Red blood cells regenerate every four months but the lining of the intestine regenerates itself every few days. The cells that help humans absorb food are constantly being produced and the various cell types that do this come from stem cells that reside deep in the inner recesses of the accordion-like folds of the intestines, called villi and crypts. 

Like ancient burial crypts, these adult stem cells are something of a mystery. Two types of intestinal stem cells have been proposed to exist but the relationship between them has been unclear. One type of stem cell divides slowly and resides at the sides of intestinal crypts. The other divides much more quickly and resides at the bottom of the crypts.

Some researchers have been proponents of one type of stem cell or the other as the 'true' intestinal stem cell and recent may reconcile this controversy. New findings in Science suggest that these two types of stem cells are related. In fact, each can produce the other.

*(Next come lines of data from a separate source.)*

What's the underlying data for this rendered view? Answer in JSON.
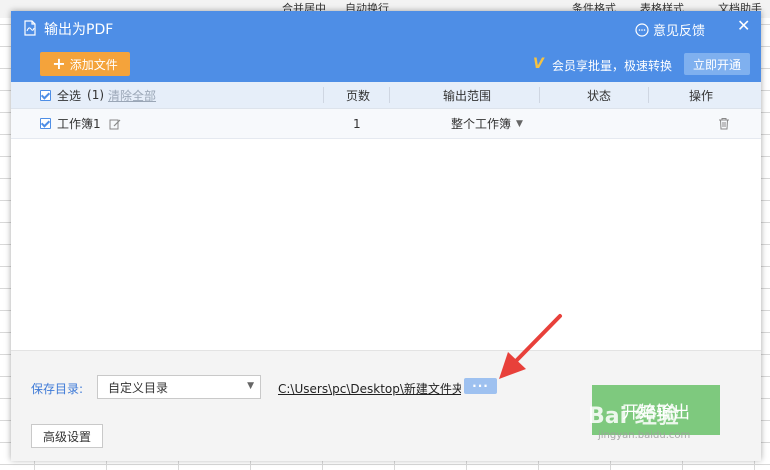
{
  "background": {
    "toolbar_items": [
      "合并居中",
      "自动换行",
      "条件格式",
      "表格样式",
      "文档助手"
    ]
  },
  "dialog": {
    "title": "输出为PDF",
    "feedback_label": "意见反馈",
    "close_label": "✕",
    "add_file_label": "添加文件",
    "promo_text": "会员享批量，极速转换",
    "open_vip_label": "立即开通",
    "table": {
      "select_all_label": "全选",
      "count_label": "(1)",
      "clear_all_label": "清除全部",
      "columns": [
        "页数",
        "输出范围",
        "状态",
        "操作"
      ],
      "rows": [
        {
          "name": "工作簿1",
          "pages": "1",
          "range": "整个工作簿",
          "status": ""
        }
      ]
    },
    "footer": {
      "save_dir_label": "保存目录:",
      "dir_option": "自定义目录",
      "path": "C:\\Users\\pc\\Desktop\\新建文件夹",
      "browse_label": "···",
      "start_label": "开始输出",
      "advanced_label": "高级设置"
    },
    "watermark": {
      "brand": "Bai 经验",
      "url": "jingyan.baidu.com"
    },
    "colors": {
      "header_blue": "#4e8ee6",
      "add_button": "#f4a33b",
      "start_button": "#7ec97e",
      "annotation_arrow": "#e8403a"
    }
  }
}
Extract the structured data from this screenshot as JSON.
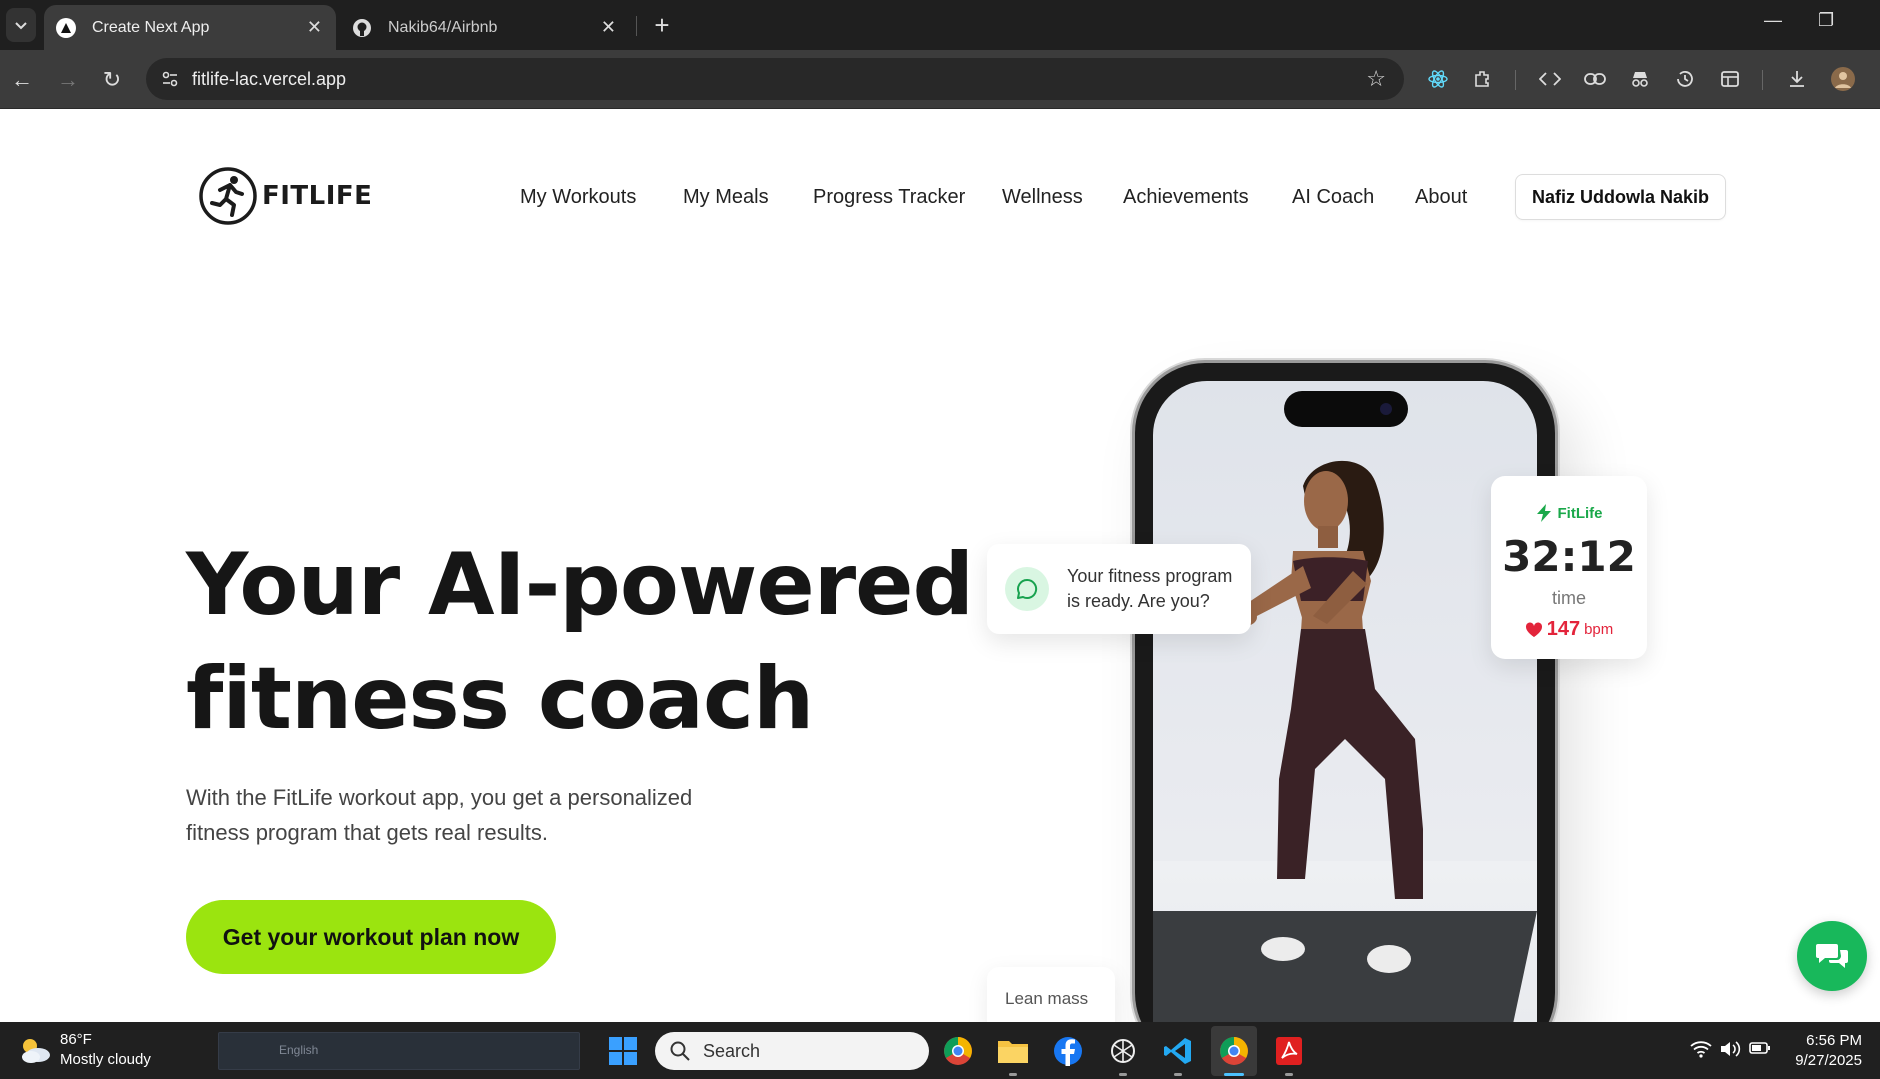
{
  "browser": {
    "tabs": [
      {
        "title": "Create Next App",
        "active": true
      },
      {
        "title": "Nakib64/Airbnb",
        "active": false
      }
    ],
    "url": "fitlife-lac.vercel.app"
  },
  "site": {
    "brand": "FITLIFE",
    "nav": [
      "My Workouts",
      "My Meals",
      "Progress Tracker",
      "Wellness",
      "Achievements",
      "AI Coach",
      "About"
    ],
    "user": "Nafiz Uddowla Nakib"
  },
  "hero": {
    "headline_line1": "Your AI-powered",
    "headline_line2": "fitness coach",
    "subtext": "With the FitLife workout app, you get a personalized fitness program that gets real results.",
    "cta": "Get your workout plan now"
  },
  "cards": {
    "message": "Your fitness program is ready. Are you?",
    "stats_brand": "FitLife",
    "stats_time": "32:12",
    "stats_time_label": "time",
    "stats_bpm": "147",
    "stats_bpm_unit": "bpm",
    "lean": "Lean mass"
  },
  "colors": {
    "accent": "#9be40f",
    "brand_green": "#1aa84a",
    "chat_fab": "#18b85b",
    "heart": "#e3243b"
  },
  "taskbar": {
    "temp": "86°F",
    "condition": "Mostly cloudy",
    "tray_text": "English",
    "search": "Search",
    "time": "6:56 PM",
    "date": "9/27/2025"
  }
}
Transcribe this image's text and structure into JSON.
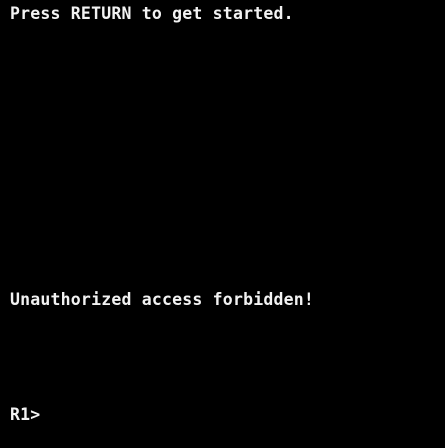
{
  "terminal": {
    "line_1": "Press RETURN to get started.",
    "line_2": "Unauthorized access forbidden!",
    "prompt": "R1>"
  },
  "colors": {
    "background": "#000000",
    "text": "#f2f2f2"
  }
}
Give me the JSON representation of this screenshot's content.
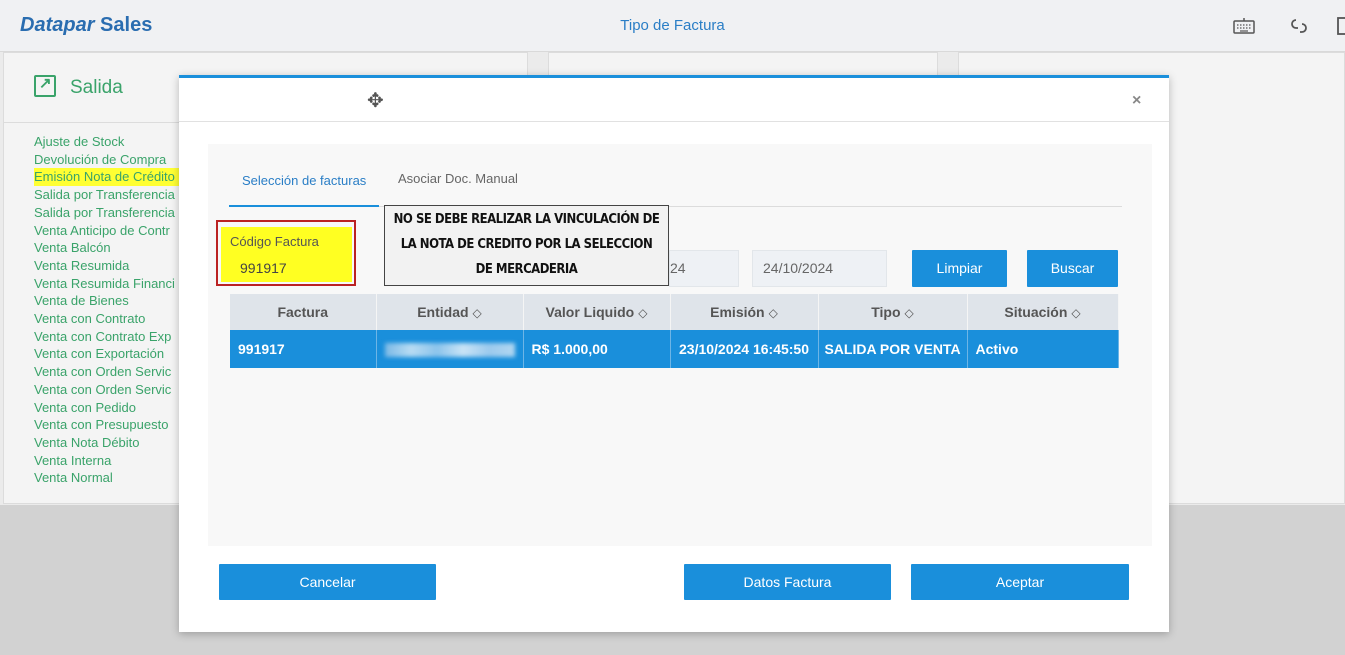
{
  "header": {
    "brand_part1": "Datapar",
    "brand_part2": "Sales",
    "title": "Tipo de Factura",
    "icons": [
      "keyboard-icon",
      "link-icon",
      "screen-icon"
    ]
  },
  "left_card": {
    "title": "Salida",
    "items": [
      "Ajuste de Stock",
      "Devolución de Compra",
      "Emisión Nota de Crédito",
      "Salida por Transferencia",
      "Salida por Transferencia",
      "Venta Anticipo de Contr",
      "Venta Balcón",
      "Venta Resumida",
      "Venta Resumida Financi",
      "Venta de Bienes",
      "Venta con Contrato",
      "Venta con Contrato Exp",
      "Venta con Exportación",
      "Venta con Orden Servic",
      "Venta con Orden Servic",
      "Venta con Pedido",
      "Venta con Presupuesto",
      "Venta Nota Débito",
      "Venta Interna",
      "Venta Normal"
    ],
    "highlighted_index": 2
  },
  "modal": {
    "tabs": [
      "Selección de facturas",
      "Asociar Doc. Manual"
    ],
    "active_tab": 0,
    "code_label": "Código Factura",
    "code_value": "991917",
    "annotation_line1": "NO SE DEBE REALIZAR LA VINCULACIÓN DE",
    "annotation_line2": "LA NOTA DE CREDITO POR LA SELECCION",
    "annotation_line3": "DE MERCADERIA",
    "date_from_partial": "24",
    "date_to": "24/10/2024",
    "btn_limpiar": "Limpiar",
    "btn_buscar": "Buscar",
    "columns": [
      "Factura",
      "Entidad",
      "Valor Liquido",
      "Emisión",
      "Tipo",
      "Situación"
    ],
    "sort_glyph": "◇",
    "row": {
      "factura": "991917",
      "valor": "R$ 1.000,00",
      "emision": "23/10/2024 16:45:50",
      "tipo": "SALIDA POR VENTA",
      "situacion": "Activo"
    },
    "btn_cancelar": "Cancelar",
    "btn_datos": "Datos Factura",
    "btn_aceptar": "Aceptar",
    "close_glyph": "×",
    "move_glyph": "✥"
  },
  "colors": {
    "accent": "#1a8fdb",
    "green": "#3aa36a",
    "highlight": "#ffff33"
  }
}
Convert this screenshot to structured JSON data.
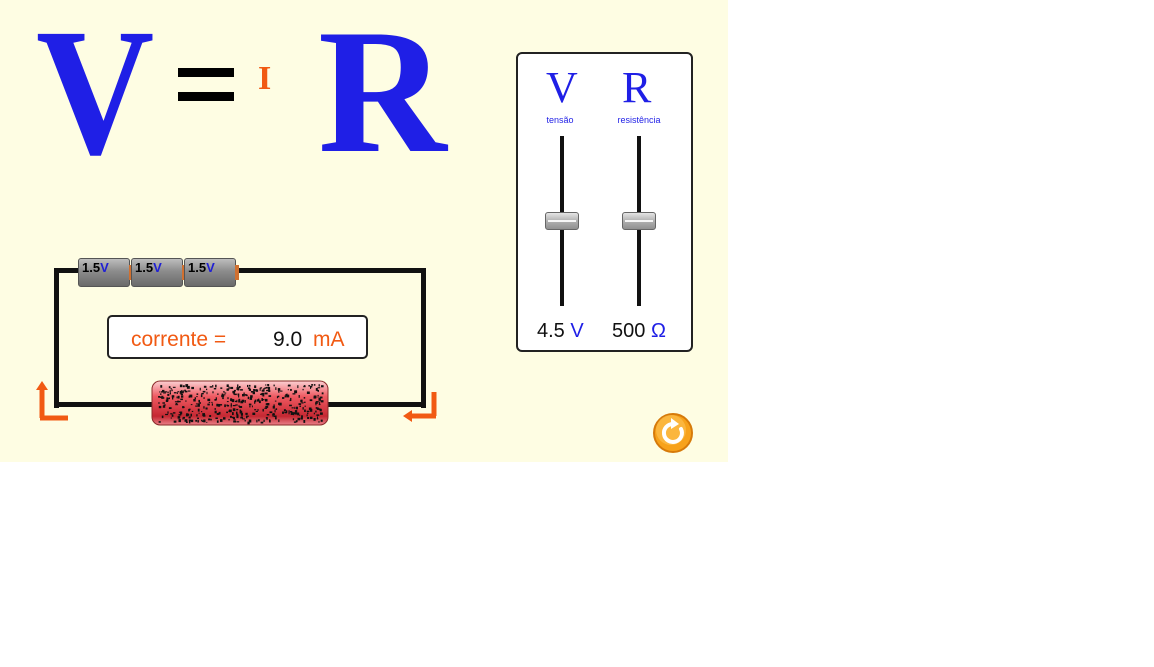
{
  "equation": {
    "v": "V",
    "equals": "=",
    "i": "I",
    "r": "R",
    "colors": {
      "v": "#1f1fe6",
      "i": "#f15a13",
      "r": "#1f1fe6"
    }
  },
  "circuit": {
    "batteries": [
      {
        "num": "1.5",
        "unit": "V"
      },
      {
        "num": "1.5",
        "unit": "V"
      },
      {
        "num": "1.5",
        "unit": "V"
      }
    ],
    "readout": {
      "label": "corrente =",
      "value": "9.0",
      "unit": "mA"
    },
    "resistor": "resistor",
    "arrows": [
      "current-arrow-left",
      "current-arrow-right"
    ]
  },
  "panel": {
    "voltage": {
      "symbol": "V",
      "caption": "tensão",
      "value_num": "4.5",
      "unit": "V",
      "level": 0.5
    },
    "resistance": {
      "symbol": "R",
      "caption": "resistência",
      "value_num": "500",
      "unit": "Ω",
      "level": 0.5
    }
  },
  "reset": {
    "icon": "reset-icon"
  },
  "colors": {
    "background": "#fefde3",
    "blue": "#1f1fe6",
    "orange": "#f15a13",
    "resistor": "#e94a54"
  }
}
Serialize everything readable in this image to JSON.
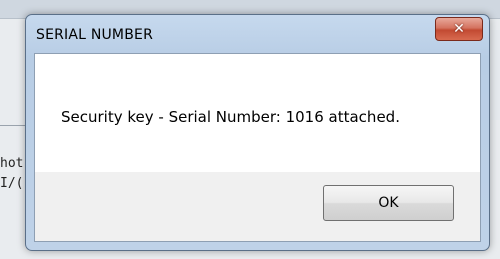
{
  "background_app": {
    "lines": [
      "hot",
      "I/("
    ]
  },
  "dialog": {
    "title": "SERIAL NUMBER",
    "close_icon": "close-icon",
    "message": "Security key - Serial Number: 1016 attached.",
    "ok_label": "OK"
  },
  "colors": {
    "close_button": "#c24a32",
    "frame": "#bfd2e8"
  }
}
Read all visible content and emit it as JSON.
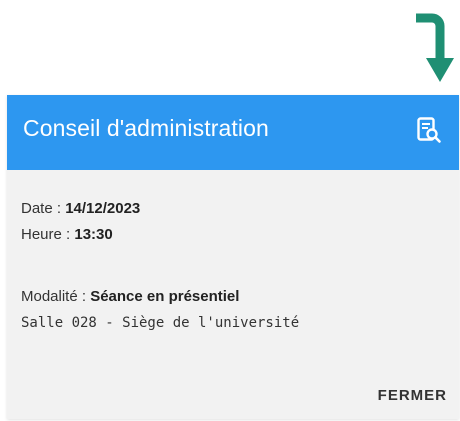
{
  "dialog": {
    "title": "Conseil d'administration",
    "header_icon": "document-search-icon",
    "close_label": "FERMER"
  },
  "details": {
    "date_label": "Date : ",
    "date_value": "14/12/2023",
    "time_label": "Heure : ",
    "time_value": "13:30",
    "mode_label": "Modalité : ",
    "mode_value": "Séance en présentiel",
    "location": "Salle 028 - Siège de l'université"
  },
  "colors": {
    "header_bg": "#2d97f0",
    "arrow": "#1f8f73",
    "body_bg": "#f2f2f2"
  }
}
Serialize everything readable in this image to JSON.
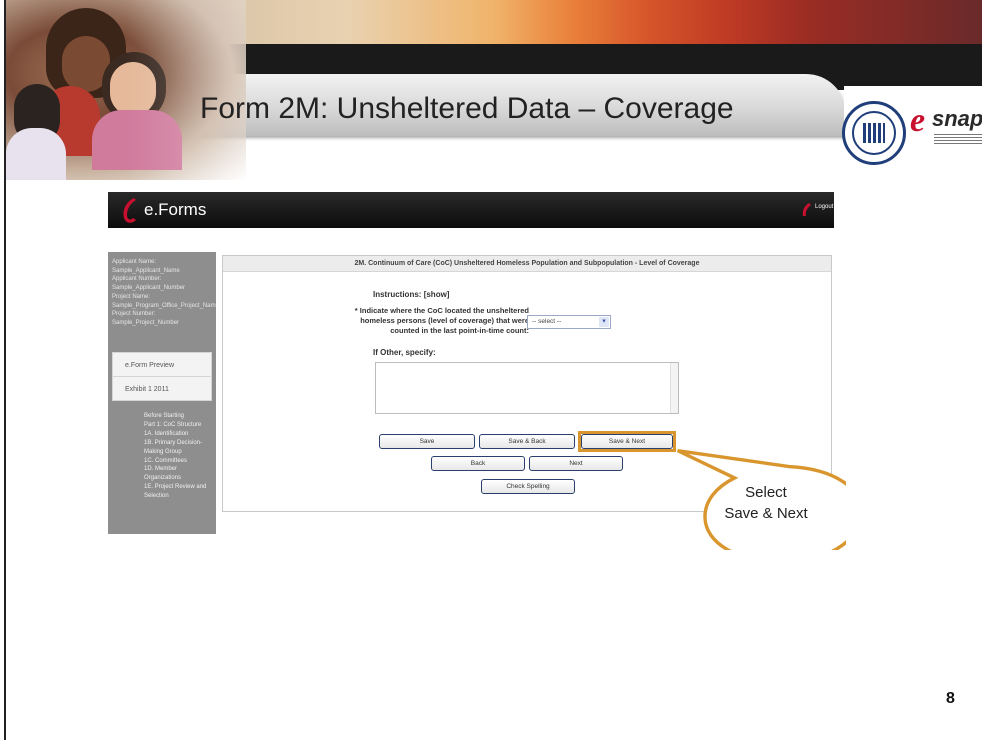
{
  "slide": {
    "title": "Form 2M: Unsheltered Data – Coverage",
    "page_number": "8",
    "logos": [
      "hud-seal-icon",
      "esnaps-logo"
    ],
    "esnaps_wordmark": "snaps",
    "esnaps_subtitle": "Homeless Assistance Applications and Grants Management System"
  },
  "app": {
    "name": "e.Forms",
    "logout_label": "Logout"
  },
  "sidebar": {
    "info": [
      "Applicant Name:",
      "Sample_Applicant_Name",
      "Applicant Number:",
      "Sample_Applicant_Number",
      "Project Name:",
      "Sample_Program_Office_Project_Name",
      "Project Number:",
      "Sample_Project_Number"
    ],
    "tabs": [
      "e.Form Preview",
      "Exhibit 1 2011"
    ],
    "nav": [
      "Before Starting",
      "Part 1: CoC Structure",
      "1A. Identification",
      "1B. Primary Decision-",
      "Making Group",
      "1C. Committees",
      "1D. Member",
      "Organizations",
      "1E. Project Review and",
      "Selection"
    ]
  },
  "form": {
    "header": "2M. Continuum of Care (CoC) Unsheltered Homeless Population and Subpopulation - Level of Coverage",
    "instructions_label": "Instructions:",
    "instructions_link": "[show]",
    "question": {
      "required_mark": "*",
      "line1": "Indicate where the CoC located the unsheltered",
      "line2": "homeless persons (level of coverage) that were",
      "line3": "counted in the last point-in-time count:",
      "select_value": "-- select --"
    },
    "other_label": "If Other, specify:",
    "other_value": "",
    "buttons": {
      "save": "Save",
      "save_back": "Save & Back",
      "save_next": "Save & Next",
      "back": "Back",
      "next": "Next",
      "check_spelling": "Check Spelling"
    }
  },
  "callout": {
    "line1": "Select",
    "line2": "Save & Next",
    "border_color": "#d9962e"
  }
}
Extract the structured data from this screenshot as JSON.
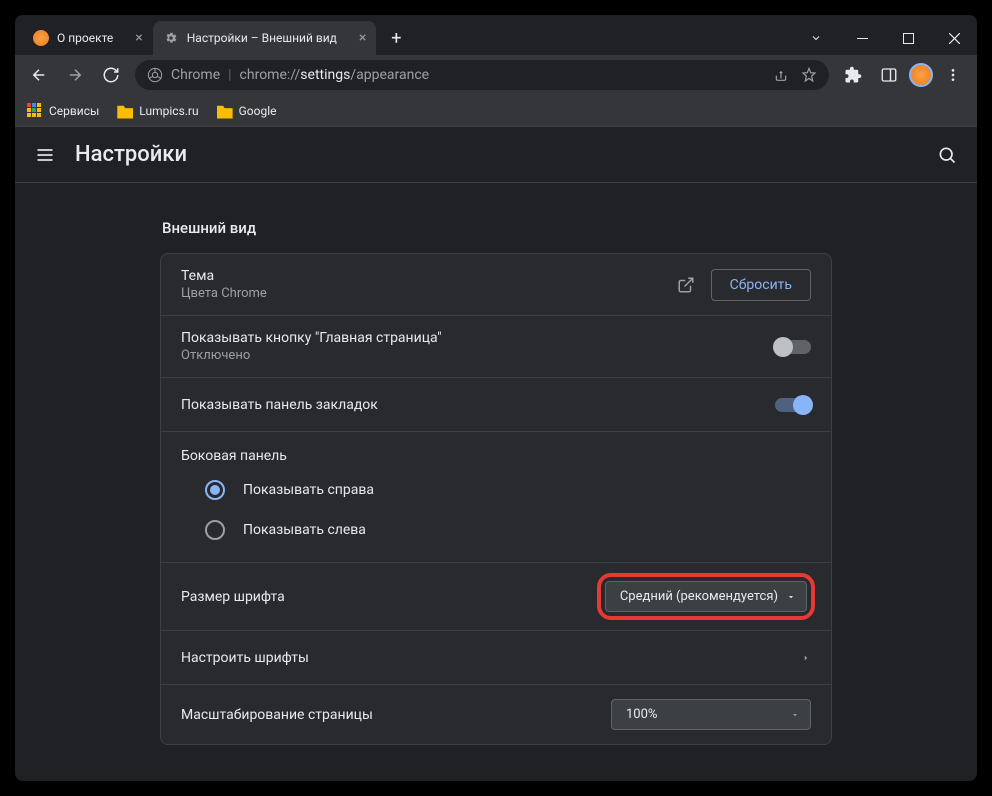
{
  "tabs": [
    {
      "title": "О проекте",
      "active": false
    },
    {
      "title": "Настройки – Внешний вид",
      "active": true
    }
  ],
  "address": {
    "prefix": "Chrome",
    "url_dim1": "chrome://",
    "url_hl": "settings",
    "url_dim2": "/appearance"
  },
  "bookmarks": [
    {
      "label": "Сервисы"
    },
    {
      "label": "Lumpics.ru"
    },
    {
      "label": "Google"
    }
  ],
  "header": {
    "title": "Настройки"
  },
  "section": {
    "title": "Внешний вид",
    "theme": {
      "title": "Тема",
      "sub": "Цвета Chrome",
      "reset": "Сбросить"
    },
    "home_button": {
      "title": "Показывать кнопку \"Главная страница\"",
      "sub": "Отключено"
    },
    "bookmarks_bar": {
      "title": "Показывать панель закладок"
    },
    "side_panel": {
      "title": "Боковая панель",
      "right": "Показывать справа",
      "left": "Показывать слева"
    },
    "font_size": {
      "title": "Размер шрифта",
      "value": "Средний (рекомендуется)"
    },
    "customize_fonts": {
      "title": "Настроить шрифты"
    },
    "zoom": {
      "title": "Масштабирование страницы",
      "value": "100%"
    }
  }
}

villi crypts intestines stem cells

A stem cell (blue) from the intestinal crypt. Credit: Norifumi Takeda, Raj Jain and Jon Epstein, Perelman School of Medicine, University of Pennsylvania

The discovery that rapidly cycling gut stem cells can regenerate the quiescent stem cells -- slowly dividing and probably long-lived -- suggests that the developmental pathways in human organs that regenerate quickly like in the gut, skin, blood, and bone, may be more flexible than previously appreciated.

"We actually began our studies by looking at stem cells in the heart and other organs," says Jonathan Epstein, MD, chairman of the Department of Cell and Developmental Biology at the University of Pennsylvania. "In other tissues in the body, slowly dividing cells can sometimes give rise to more rapidly dividing stem cells that are called to action when tissue regeneration is required. Our finding that this can happen in reverse in the intestine was not expected.

"This better appreciation and understanding may help us learn how to promote the regeneration of tissue-specific adult stem cells that could subsequently help with tissue regeneration. It may also help us to understand the cell types that give rise to cancer in the colon and stomach."

Citation: Norifumi Takeda, Rajan Jain, Matthew R. LeBoeuf, Qiaohong Wang, Min Min Lu, and Jonathan A. Epstein, 'Interconversion Between Intestinal Stem Cell Populations in Distinct Niches', Science Published online 10 November 2011 DOI:10.1126/science.1213214